Isolated North Korea says its rockets can hit U.S. mainland

SEOUL, Oct 9 (Reuters) - Isolated North Korea has rocketsthat can hit the U.S. mainland, it said on Tuesday, two daysafter South Korea struck a deal with the United States to extendthe range of its ballistic missiles.

North and South Korea have been technically at war sincetheir 1950-53 conflict ended in a truce, not a peace treaty, andregional powers have for years been trying to rein in theNorth's nuclear weapons programme.

North Korea is believed to be developing a long-rangemissile with a range of 6,700 km (4,160) miles) or more aimed athitting the United States, but two recent rocket tests bothfailed.

Its neighbours fear the North is using rocket launches toperfect technology to build a missile capable of delivering anuclear warhead to the United States.

North Korea's National Defence Commission said in astatement that the North was prepared to counter any U.S.military threats, its KCNA news agency said.
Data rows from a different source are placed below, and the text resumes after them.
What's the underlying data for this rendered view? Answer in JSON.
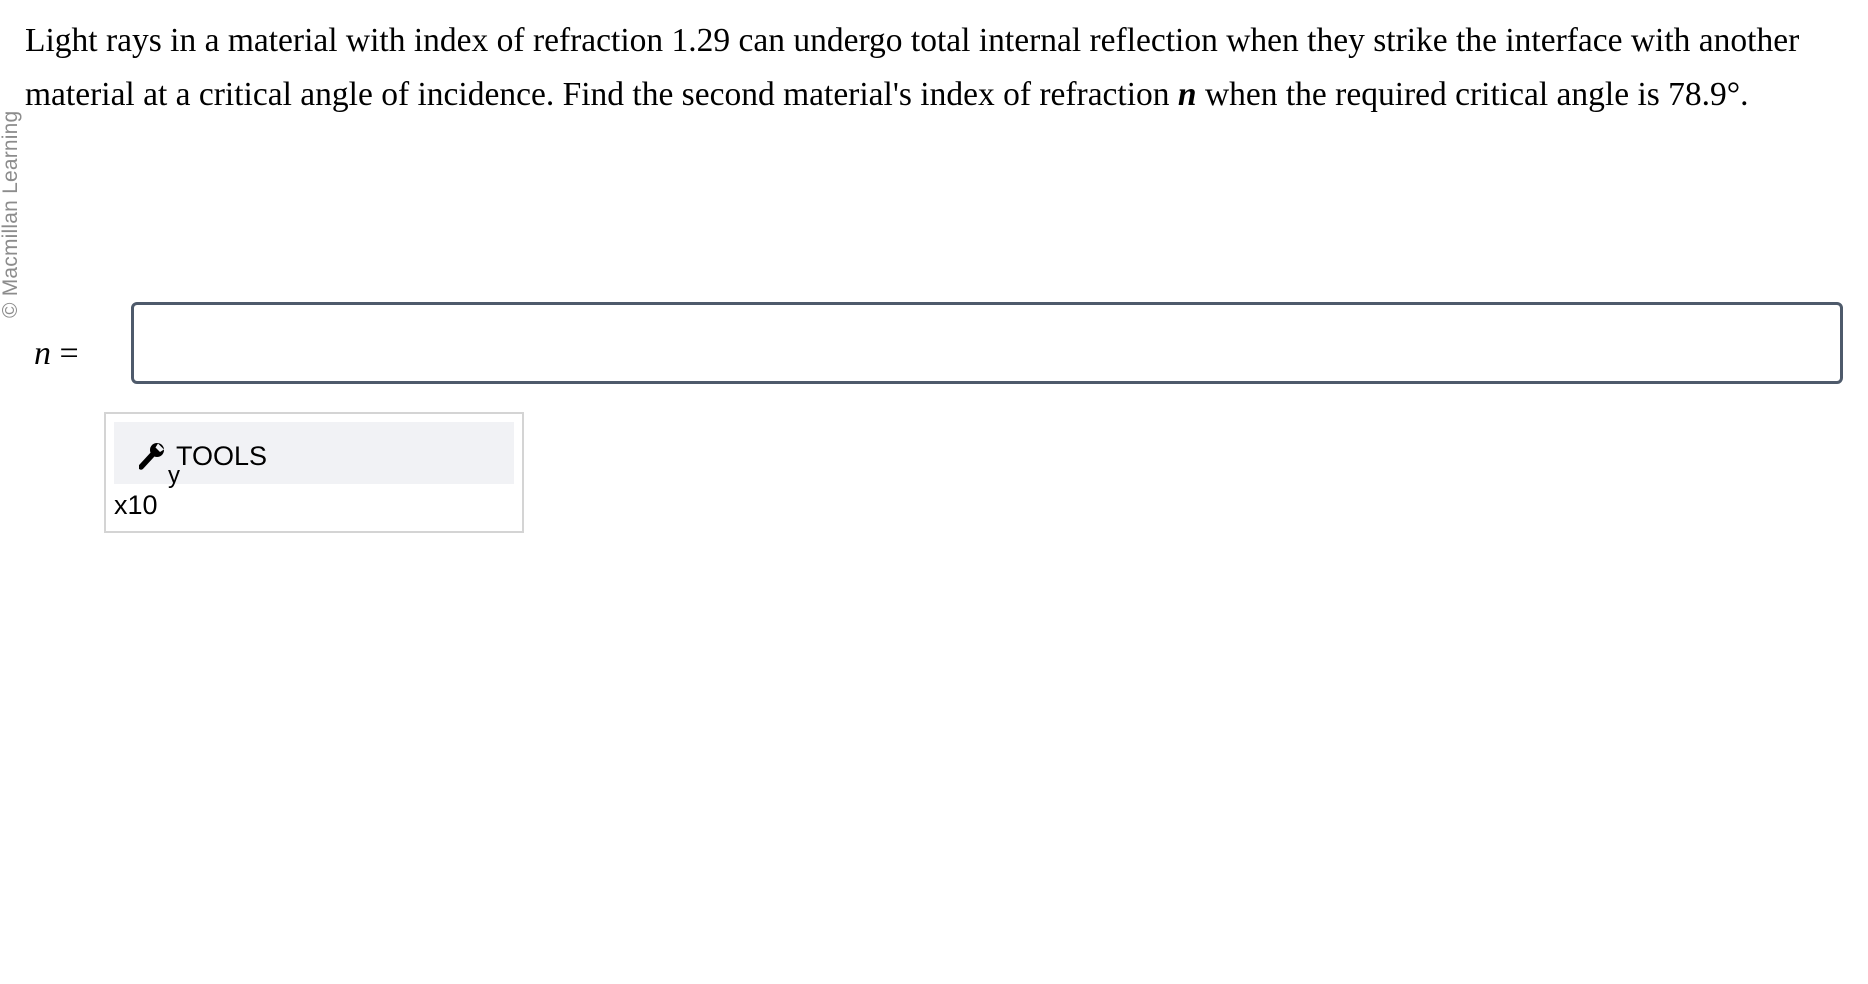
{
  "watermark": "© Macmillan Learning",
  "question": {
    "text_before": "Light rays in a material with index of refraction 1.29 can undergo total internal reflection when they strike the interface with another material at a critical angle of incidence. Find the second material's index of refraction ",
    "variable": "n",
    "text_after": " when the required critical angle is 78.9°."
  },
  "answer": {
    "variable": "n",
    "equals": " =",
    "value": "",
    "placeholder": ""
  },
  "tools": {
    "label": "TOOLS",
    "sub_label": "y",
    "icon": "wrench-icon",
    "multiplier_label": "x10"
  }
}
"We do not hide (the fact) that the revolutionary armedforces ... including the strategic rocket forces are keepingwithin the scope of strike not only the bases of the puppetforces and the U.S. imperialist aggression forces' bases in theinviolable land of Korea, but also Japan, Guam and the U.S.mainland," KCNA said.
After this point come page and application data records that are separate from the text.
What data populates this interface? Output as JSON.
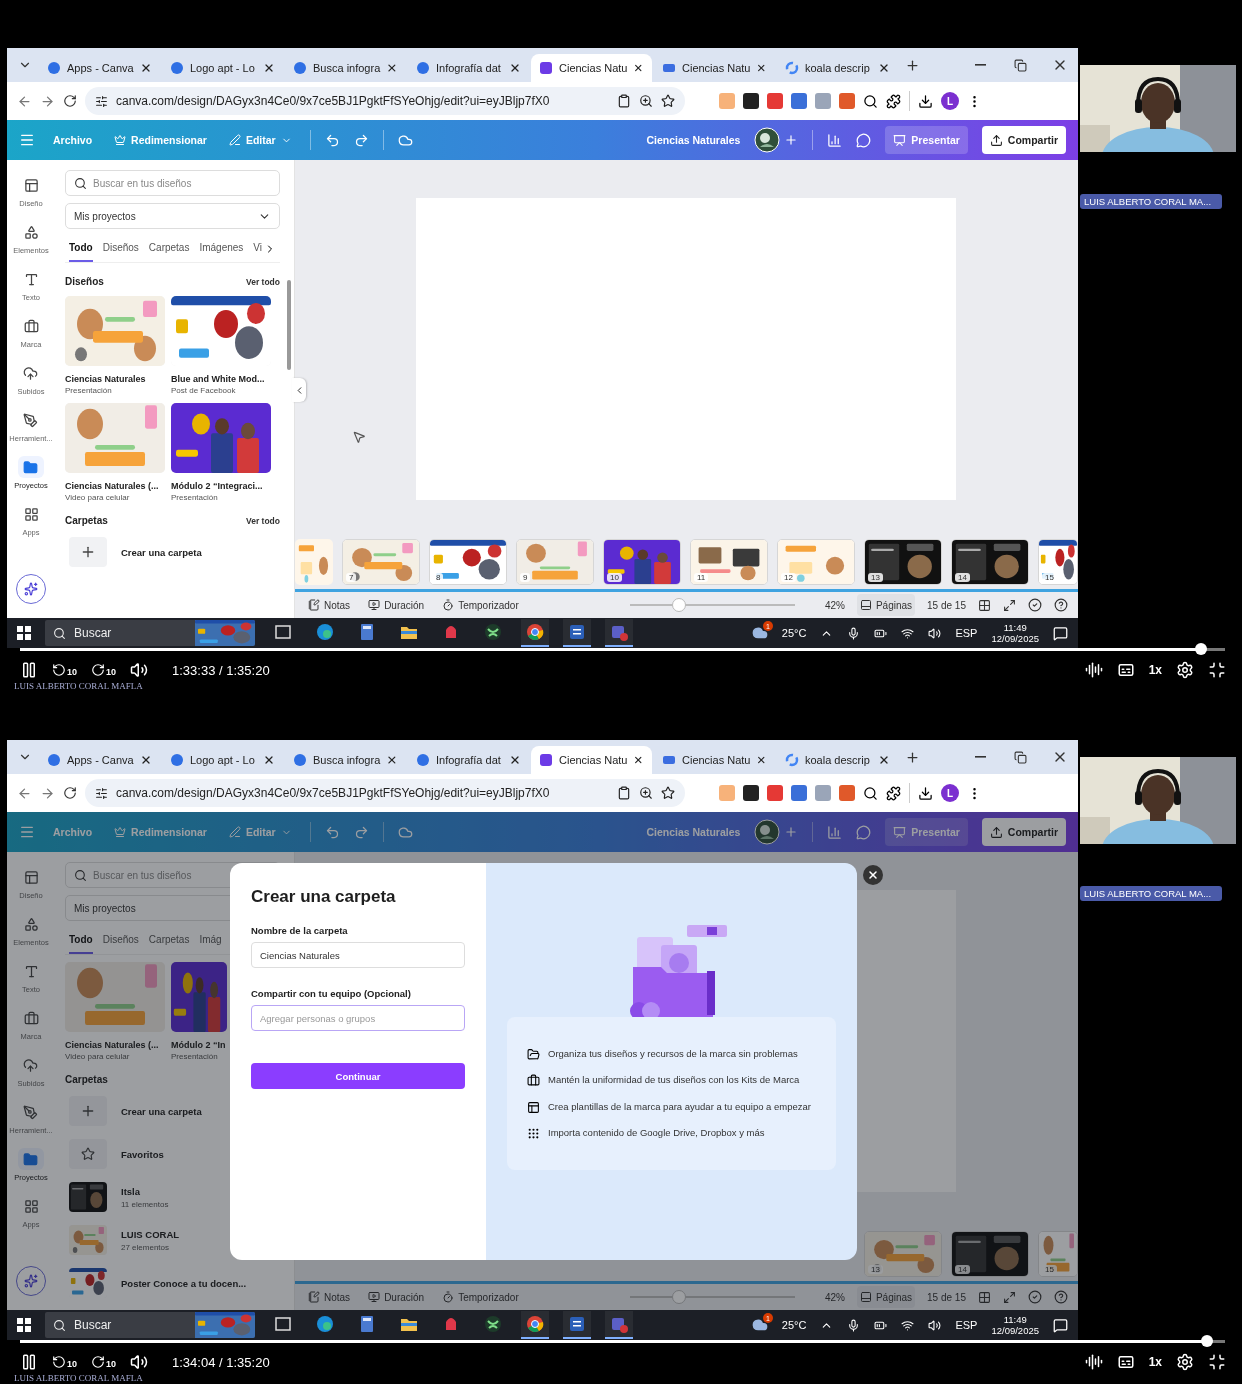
{
  "frames": [
    {
      "browser": {
        "tabs": [
          {
            "label": "Apps - Canva",
            "kind": "canva",
            "selected": false
          },
          {
            "label": "Logo apt - Lo",
            "kind": "canva",
            "selected": false
          },
          {
            "label": "Busca infogra",
            "kind": "canva",
            "selected": false
          },
          {
            "label": "Infografía dat",
            "kind": "canva",
            "selected": false
          },
          {
            "label": "Ciencias Natu",
            "kind": "design",
            "selected": true
          },
          {
            "label": "Ciencias Natu",
            "kind": "video",
            "selected": false
          },
          {
            "label": "koala descrip",
            "kind": "search",
            "selected": false
          }
        ],
        "url": "canva.com/design/DAGyx3n4Ce0/9x7ce5BJ1PgktFfSYeOhjg/edit?ui=eyJBljp7fX0",
        "profile_initial": "L"
      },
      "editor": {
        "header": {
          "menu": [
            {
              "label": "Archivo",
              "kind": "plain"
            },
            {
              "label": "Redimensionar",
              "kind": "resize"
            },
            {
              "label": "Editar",
              "kind": "edit"
            }
          ],
          "title": "Ciencias Naturales",
          "present": "Presentar",
          "share": "Compartir"
        },
        "rail": [
          {
            "label": "Diseño",
            "kind": "design",
            "selected": false
          },
          {
            "label": "Elementos",
            "kind": "elements",
            "selected": false
          },
          {
            "label": "Texto",
            "kind": "text",
            "selected": false
          },
          {
            "label": "Marca",
            "kind": "brand",
            "selected": false
          },
          {
            "label": "Subidos",
            "kind": "uploads",
            "selected": false
          },
          {
            "label": "Herramient...",
            "kind": "tools",
            "selected": false
          },
          {
            "label": "Proyectos",
            "kind": "projects",
            "selected": true
          },
          {
            "label": "Apps",
            "kind": "apps",
            "selected": false
          }
        ],
        "panel": {
          "search": {
            "placeholder": "Buscar en tus diseños"
          },
          "dropdown": "Mis proyectos",
          "tabs": [
            {
              "label": "Todo",
              "selected": true
            },
            {
              "label": "Diseños",
              "selected": false
            },
            {
              "label": "Carpetas",
              "selected": false
            },
            {
              "label": "Imágenes",
              "selected": false
            },
            {
              "label": "Vi",
              "selected": false
            }
          ],
          "sections": [
            {
              "kind": "designs",
              "title": "Diseños",
              "link": "Ver todo",
              "items": [
                {
                  "title": "Ciencias Naturales",
                  "subtitle": "Presentación"
                },
                {
                  "title": "Blue and White Mod...",
                  "subtitle": "Post de Facebook"
                },
                {
                  "title": "Ciencias Naturales (...",
                  "subtitle": "Video para celular"
                },
                {
                  "title": "Módulo 2 “Integraci...",
                  "subtitle": "Presentación"
                }
              ]
            },
            {
              "kind": "folders",
              "title": "Carpetas",
              "link": "Ver todo",
              "items": [
                {
                  "kind": "create",
                  "title": "Crear una carpeta"
                }
              ]
            }
          ]
        },
        "thumbnails": [
          {
            "number": "7"
          },
          {
            "number": "8"
          },
          {
            "number": "9"
          },
          {
            "number": "10"
          },
          {
            "number": "11"
          },
          {
            "number": "12"
          },
          {
            "number": "13"
          },
          {
            "number": "14"
          },
          {
            "number": "15"
          }
        ],
        "bottom_bar": {
          "notes": "Notas",
          "duration": "Duración",
          "timer": "Temporizador",
          "zoom_slider": {
            "level": 0.3
          },
          "zoom": "42%",
          "pages": "Páginas",
          "page_count": "15 de 15"
        }
      },
      "taskbar": {
        "search": "Buscar",
        "apps": [
          {
            "kind": "task-view",
            "running": false
          },
          {
            "kind": "edge",
            "running": false
          },
          {
            "kind": "calculator",
            "running": false
          },
          {
            "kind": "files",
            "running": false
          },
          {
            "kind": "red-app",
            "running": false
          },
          {
            "kind": "green-app",
            "running": false
          },
          {
            "kind": "chrome",
            "running": true
          },
          {
            "kind": "word",
            "running": true
          },
          {
            "kind": "teams",
            "running": true
          }
        ],
        "weather_badge": "1",
        "temperature": "25°C",
        "language": "ESP",
        "time": "11:49",
        "date": "12/09/2025"
      },
      "participant": {
        "name": "LUIS ALBERTO CORAL MA..."
      },
      "player": {
        "progress": {
          "level": 0.98
        },
        "skip_back": "10",
        "skip_forward": "10",
        "time": "1:33:33 / 1:35:20",
        "speed": "1x",
        "caption": "LUIS ALBERTO CORAL MAFLA"
      }
    },
    {
      "browser": {
        "tabs": [
          {
            "label": "Apps - Canva",
            "kind": "canva",
            "selected": false
          },
          {
            "label": "Logo apt - Lo",
            "kind": "canva",
            "selected": false
          },
          {
            "label": "Busca infogra",
            "kind": "canva",
            "selected": false
          },
          {
            "label": "Infografía dat",
            "kind": "canva",
            "selected": false
          },
          {
            "label": "Ciencias Natu",
            "kind": "design",
            "selected": true
          },
          {
            "label": "Ciencias Natu",
            "kind": "video",
            "selected": false
          },
          {
            "label": "koala descrip",
            "kind": "search",
            "selected": false
          }
        ],
        "url": "canva.com/design/DAGyx3n4Ce0/9x7ce5BJ1PgktFfSYeOhjg/edit?ui=eyJBljp7fX0",
        "profile_initial": "L"
      },
      "editor": {
        "header": {
          "menu": [
            {
              "label": "Archivo",
              "kind": "plain"
            },
            {
              "label": "Redimensionar",
              "kind": "resize"
            },
            {
              "label": "Editar",
              "kind": "edit"
            }
          ],
          "title": "Ciencias Naturales",
          "present": "Presentar",
          "share": "Compartir"
        },
        "rail": [
          {
            "label": "Diseño",
            "kind": "design",
            "selected": false
          },
          {
            "label": "Elementos",
            "kind": "elements",
            "selected": false
          },
          {
            "label": "Texto",
            "kind": "text",
            "selected": false
          },
          {
            "label": "Marca",
            "kind": "brand",
            "selected": false
          },
          {
            "label": "Subidos",
            "kind": "uploads",
            "selected": false
          },
          {
            "label": "Herramient...",
            "kind": "tools",
            "selected": false
          },
          {
            "label": "Proyectos",
            "kind": "projects",
            "selected": true
          },
          {
            "label": "Apps",
            "kind": "apps",
            "selected": false
          }
        ],
        "panel": {
          "search": {
            "placeholder": "Buscar en tus diseños"
          },
          "dropdown": "Mis proyectos",
          "tabs": [
            {
              "label": "Todo",
              "selected": true
            },
            {
              "label": "Diseños",
              "selected": false
            },
            {
              "label": "Carpetas",
              "selected": false
            },
            {
              "label": "Imág",
              "selected": false
            }
          ],
          "sections": [
            {
              "kind": "designs",
              "items": [
                {
                  "title": "Ciencias Naturales (...",
                  "subtitle": "Video para celular"
                },
                {
                  "title": "Módulo 2 “In",
                  "subtitle": "Presentación"
                }
              ]
            },
            {
              "kind": "folders",
              "title": "Carpetas",
              "items": [
                {
                  "kind": "create",
                  "title": "Crear una carpeta"
                },
                {
                  "kind": "favorites",
                  "title": "Favoritos"
                },
                {
                  "kind": "folder",
                  "title": "Itsla",
                  "subtitle": "11 elementos"
                },
                {
                  "kind": "folder",
                  "title": "LUIS CORAL",
                  "subtitle": "27 elementos"
                },
                {
                  "kind": "file",
                  "title": "Poster Conoce a tu docen..."
                }
              ]
            }
          ]
        },
        "thumbnails": [
          {
            "number": "13"
          },
          {
            "number": "14"
          },
          {
            "number": "15"
          }
        ],
        "bottom_bar": {
          "notes": "Notas",
          "duration": "Duración",
          "timer": "Temporizador",
          "zoom_slider": {
            "level": 0.3
          },
          "zoom": "42%",
          "pages": "Páginas",
          "page_count": "15 de 15"
        },
        "modal": {
          "title": "Crear una carpeta",
          "name_field": {
            "label": "Nombre de la carpeta",
            "value": "Ciencias Naturales"
          },
          "share_field": {
            "label": "Compartir con tu equipo (Opcional)",
            "placeholder": "Agregar personas o grupos"
          },
          "submit": "Continuar",
          "features": [
            {
              "kind": "folder",
              "text": "Organiza tus diseños y recursos de la marca sin problemas"
            },
            {
              "kind": "brand",
              "text": "Mantén la uniformidad de tus diseños con los Kits de Marca"
            },
            {
              "kind": "template",
              "text": "Crea plantillas de la marca para ayudar a tu equipo a empezar"
            },
            {
              "kind": "apps",
              "text": "Importa contenido de Google Drive, Dropbox y más"
            }
          ]
        }
      },
      "taskbar": {
        "search": "Buscar",
        "apps": [
          {
            "kind": "task-view",
            "running": false
          },
          {
            "kind": "edge",
            "running": false
          },
          {
            "kind": "calculator",
            "running": false
          },
          {
            "kind": "files",
            "running": false
          },
          {
            "kind": "red-app",
            "running": false
          },
          {
            "kind": "green-app",
            "running": false
          },
          {
            "kind": "chrome",
            "running": true
          },
          {
            "kind": "word",
            "running": true
          },
          {
            "kind": "teams",
            "running": true
          }
        ],
        "weather_badge": "1",
        "temperature": "25°C",
        "language": "ESP",
        "time": "11:49",
        "date": "12/09/2025"
      },
      "participant": {
        "name": "LUIS ALBERTO CORAL MA..."
      },
      "player": {
        "progress": {
          "level": 0.985
        },
        "skip_back": "10",
        "skip_forward": "10",
        "time": "1:34:04 / 1:35:20",
        "speed": "1x",
        "caption": "LUIS ALBERTO CORAL MAFLA"
      }
    }
  ]
}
South Korea on Sunday unveiled an agreement with the UnitedStates that extends the range of its ballistic missiles by morethan twice its current limit to 800 km (497 miles) as adeterrent against the North.
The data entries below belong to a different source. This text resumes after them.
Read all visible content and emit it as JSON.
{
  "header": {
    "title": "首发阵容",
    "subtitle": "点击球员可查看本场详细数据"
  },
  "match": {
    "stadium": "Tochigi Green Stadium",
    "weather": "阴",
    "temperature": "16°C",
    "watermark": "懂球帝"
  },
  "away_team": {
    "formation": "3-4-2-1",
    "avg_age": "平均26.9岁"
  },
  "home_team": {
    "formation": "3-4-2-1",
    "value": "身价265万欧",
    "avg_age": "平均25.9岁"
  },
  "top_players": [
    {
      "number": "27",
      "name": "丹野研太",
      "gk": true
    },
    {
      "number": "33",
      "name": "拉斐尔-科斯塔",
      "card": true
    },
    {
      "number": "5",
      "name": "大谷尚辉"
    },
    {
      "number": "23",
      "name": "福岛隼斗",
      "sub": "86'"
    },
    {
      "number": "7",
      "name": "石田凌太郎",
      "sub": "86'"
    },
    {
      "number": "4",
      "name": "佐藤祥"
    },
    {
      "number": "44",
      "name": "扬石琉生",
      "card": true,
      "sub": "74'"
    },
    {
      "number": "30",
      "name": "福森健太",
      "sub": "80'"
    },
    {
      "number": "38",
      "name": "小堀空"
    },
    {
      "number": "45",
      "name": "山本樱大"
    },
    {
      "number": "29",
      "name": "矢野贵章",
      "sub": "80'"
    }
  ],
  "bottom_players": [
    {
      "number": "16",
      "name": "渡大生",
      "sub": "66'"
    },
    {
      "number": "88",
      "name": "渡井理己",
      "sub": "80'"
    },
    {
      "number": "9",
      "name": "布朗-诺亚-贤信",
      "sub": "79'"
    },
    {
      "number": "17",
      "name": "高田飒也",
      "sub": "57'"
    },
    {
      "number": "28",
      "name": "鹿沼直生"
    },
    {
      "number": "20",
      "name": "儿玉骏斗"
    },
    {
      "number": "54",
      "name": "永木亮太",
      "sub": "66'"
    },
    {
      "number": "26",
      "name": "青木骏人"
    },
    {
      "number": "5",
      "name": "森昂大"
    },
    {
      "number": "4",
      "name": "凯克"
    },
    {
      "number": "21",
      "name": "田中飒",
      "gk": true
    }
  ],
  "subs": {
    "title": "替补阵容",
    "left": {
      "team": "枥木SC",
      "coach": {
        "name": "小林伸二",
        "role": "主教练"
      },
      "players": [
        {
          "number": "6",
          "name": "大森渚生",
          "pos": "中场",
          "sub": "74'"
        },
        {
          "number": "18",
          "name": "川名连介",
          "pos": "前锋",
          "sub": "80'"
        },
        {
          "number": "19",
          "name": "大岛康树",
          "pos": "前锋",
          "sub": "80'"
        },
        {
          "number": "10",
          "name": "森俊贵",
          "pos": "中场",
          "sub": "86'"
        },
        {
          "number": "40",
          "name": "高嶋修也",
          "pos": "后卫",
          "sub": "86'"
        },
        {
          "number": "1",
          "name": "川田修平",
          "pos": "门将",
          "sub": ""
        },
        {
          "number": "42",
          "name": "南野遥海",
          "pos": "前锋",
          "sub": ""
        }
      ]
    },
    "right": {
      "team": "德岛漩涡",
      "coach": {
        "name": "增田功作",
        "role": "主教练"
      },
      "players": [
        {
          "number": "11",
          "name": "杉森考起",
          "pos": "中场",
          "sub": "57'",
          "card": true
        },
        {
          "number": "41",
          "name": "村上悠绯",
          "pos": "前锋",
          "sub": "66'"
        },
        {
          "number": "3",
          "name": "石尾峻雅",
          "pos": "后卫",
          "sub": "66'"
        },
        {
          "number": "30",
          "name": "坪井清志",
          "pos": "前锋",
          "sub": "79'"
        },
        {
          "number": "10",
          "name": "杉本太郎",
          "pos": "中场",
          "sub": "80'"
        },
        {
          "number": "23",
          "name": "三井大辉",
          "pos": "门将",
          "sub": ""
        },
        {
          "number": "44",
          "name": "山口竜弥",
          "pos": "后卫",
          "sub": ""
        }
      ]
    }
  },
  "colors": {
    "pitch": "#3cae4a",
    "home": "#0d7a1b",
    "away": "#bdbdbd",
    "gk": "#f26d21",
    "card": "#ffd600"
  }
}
North Korea is under heavy U.N. sanctions that have cut offits previously lucrative arms trade and further isolated thestate after its failed 2009 missile test drew sharp rebukes,even from its one major ally, China.

The United States has denied it has any intention to strikeNorth Korea. It has more than 20,000 troops stationed in theSouth in defence of its ally against the North.

In April, under its new leader Kim Jong-un, North Koreaagain launched a rocket that flew just a few minutes covering alittle over 100 km (60 miles) before blowing up over the seabetween South Korea and China.

(Reporting by Jack Kim; Editing by Nick Macfie)

((jack.kim@thomsonreuters.com)(+822 3704 5645))

Keywords: KOREA NORTH/